The Zonal Cultural Centres have yet to make a tangible impact.
It was 25 years ago that the concept of the Zonal Cultural Centres was initiated with the idea of “taking the resurgent cultures of India out to the masses where they live instead of confining Indian Cultural Renaissance to just auditoria and galleries,” where the clientele gets limited to urban audiences and viewers. The idea was not to make these centres State-oriented but “comprise several States belonging to a composite geographical region, and sharing certain cultural similarities.” So instead of headquarters in any State capital, these centres were located at certain pivotal cultural points on the Indian map.
Thus rather than Chandigarh it was Patiala that hosted the North ZCC, Thanjavur and not Chennai that hosted the South ZCC, Santiniketan rather than Kolkata where the East ZCC was located and Udaipur rather than Jaipur where the West Zone cultural Centre had its headquarters. Dimapur became the centre for the North East ZCC, Nagpur for South Central ZCC and Allahabad for North Central ZCC. To save these centres from State Politics, it was decided to place them under the chairmanship of the Governor of the particular Zone, with adequate representation on the Governing Council and various Committees of the ZCC from all component States and Union Department/Ministry of Culture. A generous corpus fund provided by the Centre and State governments was to ensure a degree of autonomy to these centres, in conducting their work. Encouraging arts and crafts in a holistic fashion along with performing art traditions, the idea was to prioritise folk and tribal art forms (classical art forms too were to be presented) so that these artistes do not feel intimidated by classical artistes or discriminated against the elite renowned artiste class. Enough encouragement was to be given to new and upcoming artistes with the hope and expectation that senior artistes would be forthcoming in lending their support to the ZCC's.
What started off with high aims helping national integration through the arts and enabling them to function as an instrument of social change gradually got diluted in perspective. Zonal Centres were often headed by persons who knew little and cared even less about arts and culture. Governors and SNA representatives as ex officio members of these centres were too busy to devote much time to the working of these centres. Classical artistes dominated programme space and the tendency to choose urban areas rather than out of the way places for activities, defeated the main aim of these centres. A people-oriented calendar with cross-country cultural Yatras, participation in cattle fairs, and mass religious celebrations such as Kumbh melas and Urs where urban and rural populations can be equally involved and a whole gamut of pan-zonal art forms can be seen in all encompassing vigour and diversity, did not find enough representation. The out-reach perspective was clearly being diluted, leaving out the aam aadmi. The documentation work undertaken by these centres cannot be of the same level as the Akademies and generally the Akademies treated the Zonal Centres as the poor cousins who had to be satisfied with the crumbs from the rich man's table. Participating in programmes abroad (economically helpful) became a heady proposition further taking away from the main purpose of these centres.

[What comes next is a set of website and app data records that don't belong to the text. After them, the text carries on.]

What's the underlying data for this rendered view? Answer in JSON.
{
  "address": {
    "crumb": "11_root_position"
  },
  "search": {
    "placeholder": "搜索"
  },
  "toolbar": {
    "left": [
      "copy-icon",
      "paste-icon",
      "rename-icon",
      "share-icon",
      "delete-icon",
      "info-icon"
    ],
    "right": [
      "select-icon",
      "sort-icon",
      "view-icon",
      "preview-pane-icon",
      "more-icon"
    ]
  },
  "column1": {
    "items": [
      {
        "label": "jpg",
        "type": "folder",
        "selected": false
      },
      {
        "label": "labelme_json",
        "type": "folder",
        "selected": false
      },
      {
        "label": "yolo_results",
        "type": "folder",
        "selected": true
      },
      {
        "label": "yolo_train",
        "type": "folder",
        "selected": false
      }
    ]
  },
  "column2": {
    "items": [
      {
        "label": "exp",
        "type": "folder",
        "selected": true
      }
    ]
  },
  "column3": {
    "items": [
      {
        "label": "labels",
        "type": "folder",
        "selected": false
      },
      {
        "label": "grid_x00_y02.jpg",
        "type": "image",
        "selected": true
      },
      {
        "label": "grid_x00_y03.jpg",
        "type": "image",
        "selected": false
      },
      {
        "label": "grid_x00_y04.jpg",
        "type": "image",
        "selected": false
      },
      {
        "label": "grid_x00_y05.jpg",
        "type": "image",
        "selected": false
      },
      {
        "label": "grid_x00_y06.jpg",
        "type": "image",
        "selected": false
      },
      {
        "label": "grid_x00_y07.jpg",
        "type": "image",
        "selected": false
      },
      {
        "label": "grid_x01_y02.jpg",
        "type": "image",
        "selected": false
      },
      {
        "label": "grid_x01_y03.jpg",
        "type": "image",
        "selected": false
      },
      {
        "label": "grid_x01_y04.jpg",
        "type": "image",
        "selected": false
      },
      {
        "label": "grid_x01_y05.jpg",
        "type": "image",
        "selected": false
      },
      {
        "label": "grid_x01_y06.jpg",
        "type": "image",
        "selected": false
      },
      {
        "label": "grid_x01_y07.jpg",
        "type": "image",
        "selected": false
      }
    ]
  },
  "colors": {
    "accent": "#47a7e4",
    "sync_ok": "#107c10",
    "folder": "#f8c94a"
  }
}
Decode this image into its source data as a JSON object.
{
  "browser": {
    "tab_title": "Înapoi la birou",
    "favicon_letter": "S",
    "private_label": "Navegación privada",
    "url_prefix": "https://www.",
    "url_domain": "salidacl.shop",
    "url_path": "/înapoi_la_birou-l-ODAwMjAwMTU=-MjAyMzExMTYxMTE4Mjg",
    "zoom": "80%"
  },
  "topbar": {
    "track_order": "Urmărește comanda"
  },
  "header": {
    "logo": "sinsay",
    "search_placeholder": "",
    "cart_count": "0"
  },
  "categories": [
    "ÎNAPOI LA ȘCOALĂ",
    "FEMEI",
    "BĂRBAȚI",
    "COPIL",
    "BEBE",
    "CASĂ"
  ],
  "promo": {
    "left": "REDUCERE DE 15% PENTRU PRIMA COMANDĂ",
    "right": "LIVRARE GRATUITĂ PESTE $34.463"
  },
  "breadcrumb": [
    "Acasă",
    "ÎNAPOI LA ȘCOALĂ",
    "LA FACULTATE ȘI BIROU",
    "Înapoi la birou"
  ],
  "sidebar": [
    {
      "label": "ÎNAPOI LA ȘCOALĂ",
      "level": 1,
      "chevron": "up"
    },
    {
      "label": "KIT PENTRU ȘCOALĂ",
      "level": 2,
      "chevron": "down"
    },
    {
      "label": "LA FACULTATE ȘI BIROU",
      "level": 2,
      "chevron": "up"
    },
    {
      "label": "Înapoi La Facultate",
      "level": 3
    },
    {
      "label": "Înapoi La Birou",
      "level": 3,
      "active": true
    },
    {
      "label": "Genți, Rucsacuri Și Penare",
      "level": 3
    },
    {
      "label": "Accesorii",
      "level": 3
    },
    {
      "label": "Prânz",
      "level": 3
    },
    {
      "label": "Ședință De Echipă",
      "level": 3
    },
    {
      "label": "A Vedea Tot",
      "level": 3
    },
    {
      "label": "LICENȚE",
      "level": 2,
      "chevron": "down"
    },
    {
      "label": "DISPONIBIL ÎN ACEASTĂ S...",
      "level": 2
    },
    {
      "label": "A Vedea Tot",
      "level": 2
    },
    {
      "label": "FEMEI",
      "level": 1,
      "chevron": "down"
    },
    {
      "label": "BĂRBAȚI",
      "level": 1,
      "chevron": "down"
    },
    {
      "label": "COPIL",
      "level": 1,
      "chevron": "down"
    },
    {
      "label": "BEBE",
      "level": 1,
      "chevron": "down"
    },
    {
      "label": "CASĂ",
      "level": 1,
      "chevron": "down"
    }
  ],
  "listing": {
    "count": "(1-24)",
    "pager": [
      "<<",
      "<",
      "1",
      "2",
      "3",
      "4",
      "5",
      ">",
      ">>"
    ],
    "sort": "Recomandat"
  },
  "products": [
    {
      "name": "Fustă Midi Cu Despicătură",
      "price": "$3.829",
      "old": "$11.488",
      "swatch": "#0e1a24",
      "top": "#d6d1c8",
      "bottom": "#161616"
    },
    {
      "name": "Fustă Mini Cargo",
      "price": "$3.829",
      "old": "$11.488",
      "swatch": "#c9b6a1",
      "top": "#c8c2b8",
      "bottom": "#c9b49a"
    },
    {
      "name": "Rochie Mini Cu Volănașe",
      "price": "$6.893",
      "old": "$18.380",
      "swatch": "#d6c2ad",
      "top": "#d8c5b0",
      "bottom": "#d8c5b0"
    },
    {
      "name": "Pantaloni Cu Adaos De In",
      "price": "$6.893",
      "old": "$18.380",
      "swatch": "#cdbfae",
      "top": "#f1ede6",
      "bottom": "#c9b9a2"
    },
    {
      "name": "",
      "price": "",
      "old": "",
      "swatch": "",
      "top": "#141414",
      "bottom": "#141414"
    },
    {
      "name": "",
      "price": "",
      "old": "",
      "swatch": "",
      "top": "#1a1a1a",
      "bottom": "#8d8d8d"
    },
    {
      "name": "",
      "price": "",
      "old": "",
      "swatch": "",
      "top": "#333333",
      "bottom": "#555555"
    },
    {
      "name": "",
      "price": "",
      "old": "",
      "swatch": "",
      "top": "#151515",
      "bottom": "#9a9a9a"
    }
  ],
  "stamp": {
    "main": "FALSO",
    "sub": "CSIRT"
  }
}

The stock taking exercise under Mani Shankar Aiyar's Chairmanship with Sitakant Mahapatra and Amol Palekar as Members after an exhaustive over-view has spelt out certain guidelines for the future. Ensuring even intra-zonal cooperation is difficult. When artistes travel performing in out-of-the-way places, expecting for instance a Nagaland performer to be living for days on just rice and sambar would be unrealistic.
At last the cultural policy makers seem to have woken up and courses for training cultural administrators have started in various places. Something like the event ‘Octave' showcasing telling excerpts from the unending variety of performing art traditions of the North-East, first designed by the SNA with the Zonal Cultural Centre involved, has not only given an exposure to millions in the country to the rich culture of the North-East, but it has also opened the eyes of the artistes of the North Eastern States to several parts of India they had only heard of but never visited. To encourage website for ZCC, to start artiste insurance schemes, to have chain programmes as done by SPIC MACAY, to help Guru/Shishya Parampara schemes by ensuring some succour in old age and to have more collaboration and help from the Akademies and to increase outreach programmes is part of the guidelines which hopefully will lead to better functioning of the Zonal Centres.